So today we're going to look at what proprioception is, then what it can look like in autism and ADHD, lastly, we're going to take a look at a bunch of different strategies that can help children and adults meet their proprioceptive needs.
So What is Proprioception?
Proprioception is our sense of our bodies and body awareness. It’s what we feel when we contract and stretch our muscles, and when we squeeze or experience deep pressure. It’s what allows us to know where our body parts are positioned without looking at them.
In autism and ADHD, many individuals experience sensory stimuli differently. This means they can be over or under-sensitive to things such as sound, sight, smells, and in this case, their sense of body awareness (or proprioception). This difference in sensory perception we call Sensory Processing Disorder.
Meeting sensory needs is essential as it can help reduce anxiety, improve empathy and help in recognising and managing emotions. The same is true of someone who’s undersensitive – so meeting this sensory need can allow them to also function better.
What does undersensitivity to proprioception look like?
(we call individuals that are undersensitive to a sense sensory seekers.

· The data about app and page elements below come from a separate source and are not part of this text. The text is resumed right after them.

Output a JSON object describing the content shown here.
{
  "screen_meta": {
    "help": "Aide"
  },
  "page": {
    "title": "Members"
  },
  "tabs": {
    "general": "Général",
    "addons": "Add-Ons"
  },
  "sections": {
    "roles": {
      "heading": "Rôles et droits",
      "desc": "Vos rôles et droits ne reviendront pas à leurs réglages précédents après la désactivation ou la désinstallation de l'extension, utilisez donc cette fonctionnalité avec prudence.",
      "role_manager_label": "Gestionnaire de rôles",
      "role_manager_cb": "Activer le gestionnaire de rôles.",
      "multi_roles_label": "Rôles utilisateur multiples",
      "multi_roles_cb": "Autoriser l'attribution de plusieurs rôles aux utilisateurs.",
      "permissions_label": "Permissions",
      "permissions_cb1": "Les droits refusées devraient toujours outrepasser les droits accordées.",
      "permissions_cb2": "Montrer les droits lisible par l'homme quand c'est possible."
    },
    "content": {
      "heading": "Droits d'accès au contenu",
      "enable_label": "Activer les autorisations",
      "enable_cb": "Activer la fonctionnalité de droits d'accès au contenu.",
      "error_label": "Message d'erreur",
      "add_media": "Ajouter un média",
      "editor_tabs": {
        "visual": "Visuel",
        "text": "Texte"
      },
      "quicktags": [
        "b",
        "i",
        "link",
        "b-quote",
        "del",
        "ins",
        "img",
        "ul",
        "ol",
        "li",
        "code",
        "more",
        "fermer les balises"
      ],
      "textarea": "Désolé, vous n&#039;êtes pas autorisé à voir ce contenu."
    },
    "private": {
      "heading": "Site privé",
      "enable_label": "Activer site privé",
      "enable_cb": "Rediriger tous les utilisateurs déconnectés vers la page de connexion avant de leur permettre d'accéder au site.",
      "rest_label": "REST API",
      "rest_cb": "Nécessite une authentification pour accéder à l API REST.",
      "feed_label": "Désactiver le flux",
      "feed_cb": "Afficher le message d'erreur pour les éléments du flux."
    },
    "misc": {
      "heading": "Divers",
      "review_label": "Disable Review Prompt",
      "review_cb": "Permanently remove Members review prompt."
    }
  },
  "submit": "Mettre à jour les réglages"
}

This is because they can often seek out or crave that sensory input.)
If you’re under-sensitive to it you may:
– lack awareness of your body’s position so may bump into and lean against things

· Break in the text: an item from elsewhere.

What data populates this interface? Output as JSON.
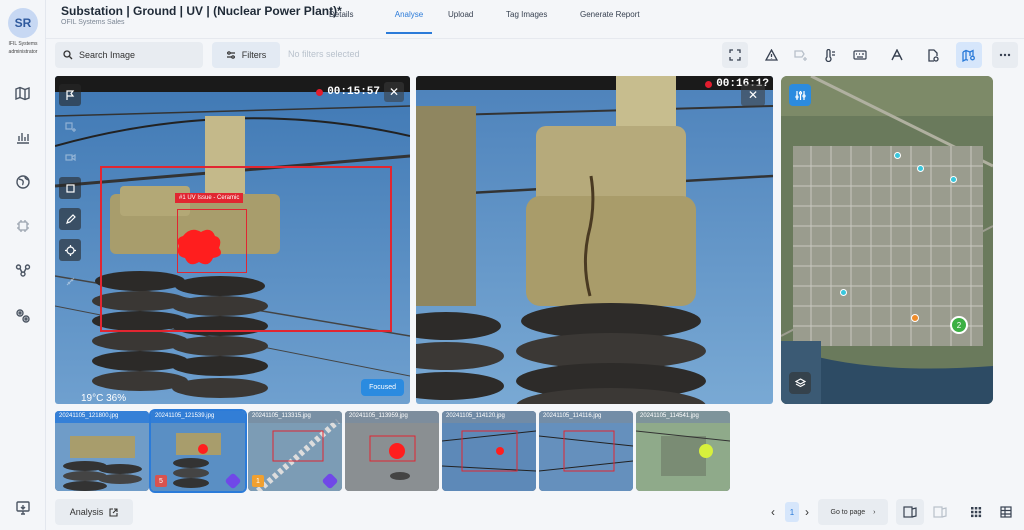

– use too much or too little pressure – such as when writing or break and drop objects
– you might like rough rigorous activities and like tight clothing and spaces to feel your boundaries

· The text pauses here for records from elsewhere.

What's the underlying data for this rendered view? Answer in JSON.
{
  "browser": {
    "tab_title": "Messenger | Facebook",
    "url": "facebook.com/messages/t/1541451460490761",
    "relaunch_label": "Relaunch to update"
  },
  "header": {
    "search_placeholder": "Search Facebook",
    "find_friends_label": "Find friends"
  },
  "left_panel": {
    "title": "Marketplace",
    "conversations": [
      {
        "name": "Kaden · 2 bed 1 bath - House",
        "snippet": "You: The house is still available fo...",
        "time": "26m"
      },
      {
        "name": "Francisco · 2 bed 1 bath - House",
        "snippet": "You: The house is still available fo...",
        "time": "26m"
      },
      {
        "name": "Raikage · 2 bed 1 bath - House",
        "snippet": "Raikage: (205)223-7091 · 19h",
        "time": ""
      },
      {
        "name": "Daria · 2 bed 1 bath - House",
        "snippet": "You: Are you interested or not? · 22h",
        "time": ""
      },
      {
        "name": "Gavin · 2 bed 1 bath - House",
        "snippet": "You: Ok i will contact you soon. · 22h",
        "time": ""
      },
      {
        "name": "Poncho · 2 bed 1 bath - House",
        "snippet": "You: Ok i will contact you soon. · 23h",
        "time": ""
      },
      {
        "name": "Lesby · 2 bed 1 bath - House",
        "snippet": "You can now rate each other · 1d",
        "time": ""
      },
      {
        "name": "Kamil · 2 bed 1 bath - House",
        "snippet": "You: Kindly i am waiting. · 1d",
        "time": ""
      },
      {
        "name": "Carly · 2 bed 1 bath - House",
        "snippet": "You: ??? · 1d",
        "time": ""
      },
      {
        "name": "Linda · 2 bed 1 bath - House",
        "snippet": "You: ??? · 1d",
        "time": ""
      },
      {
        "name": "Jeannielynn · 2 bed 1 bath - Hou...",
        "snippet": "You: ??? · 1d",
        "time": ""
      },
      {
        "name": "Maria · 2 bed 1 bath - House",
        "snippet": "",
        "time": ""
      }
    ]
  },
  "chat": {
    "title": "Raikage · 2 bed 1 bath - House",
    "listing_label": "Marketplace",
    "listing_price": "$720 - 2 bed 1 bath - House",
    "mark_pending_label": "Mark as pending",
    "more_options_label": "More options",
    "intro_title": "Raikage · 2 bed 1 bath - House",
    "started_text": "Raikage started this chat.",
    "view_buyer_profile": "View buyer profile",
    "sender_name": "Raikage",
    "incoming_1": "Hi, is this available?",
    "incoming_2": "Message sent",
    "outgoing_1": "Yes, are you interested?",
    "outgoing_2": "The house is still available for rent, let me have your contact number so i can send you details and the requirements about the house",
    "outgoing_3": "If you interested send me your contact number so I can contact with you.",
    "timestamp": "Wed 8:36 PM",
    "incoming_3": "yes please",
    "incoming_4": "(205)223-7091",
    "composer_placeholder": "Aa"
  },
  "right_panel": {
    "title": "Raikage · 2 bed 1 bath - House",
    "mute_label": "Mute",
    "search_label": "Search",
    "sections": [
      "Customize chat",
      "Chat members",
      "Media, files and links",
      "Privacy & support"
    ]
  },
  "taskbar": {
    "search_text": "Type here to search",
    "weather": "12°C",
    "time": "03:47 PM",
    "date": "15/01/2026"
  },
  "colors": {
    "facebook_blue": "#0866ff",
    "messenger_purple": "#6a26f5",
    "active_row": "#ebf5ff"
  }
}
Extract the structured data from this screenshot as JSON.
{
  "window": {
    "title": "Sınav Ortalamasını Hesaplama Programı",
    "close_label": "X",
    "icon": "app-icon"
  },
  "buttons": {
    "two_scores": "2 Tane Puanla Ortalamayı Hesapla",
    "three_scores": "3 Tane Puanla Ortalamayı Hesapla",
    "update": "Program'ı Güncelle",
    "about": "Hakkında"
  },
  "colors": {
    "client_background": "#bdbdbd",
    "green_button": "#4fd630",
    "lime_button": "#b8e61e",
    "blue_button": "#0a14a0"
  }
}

– you might have difficulty sleeping and sitting still
– you might have difficulty sitting still and physically stim and
move around a lot
– love biting or hard and chewy foods
– have anxiety in open spaces so like to stay close to the walls
Many things can help, such as:
– Movement like sport, exercise and movement breaks or alternate desks and chairs
– Stretch and resistant things such as yoga, weights, chew and resistance stim toys
– Deep pressure like hugs, massages and vibration, weighted objects and tight clothing and spaces
What does oversensitivity to proprioception look like?
(we call individuals that are oversensitive to a sense sensory avoiders. This is because they can often avoid that sensory input.)
If you’re oversensitive to it you may:
– be very aware of your body
– feel slight movements and your muscles
– mistake tension for pain
– avoid movement like sports and exercise
– avoid physical contact like hugs
– move slowly and carefully to avoid contact with objects
– dislike heavy clothing, blankets, and bags
– feel claustrophobic and so feel anxiety in tight spaces or crowds
Many things can help, such as:
– fixed chairs and tables can avoid small muscular movements
– light clothing can help avoid the sensation of weight
– avoiding crowds and tight spaces
– having light pressure on the skin
– replacing and pleasant sensations with nicer ones
That was just a very brief and limited overview – I have a bunch of videos on my YouTube explaining more here: youtube.com/@LorenSnow and my website here: www.lorensnow.com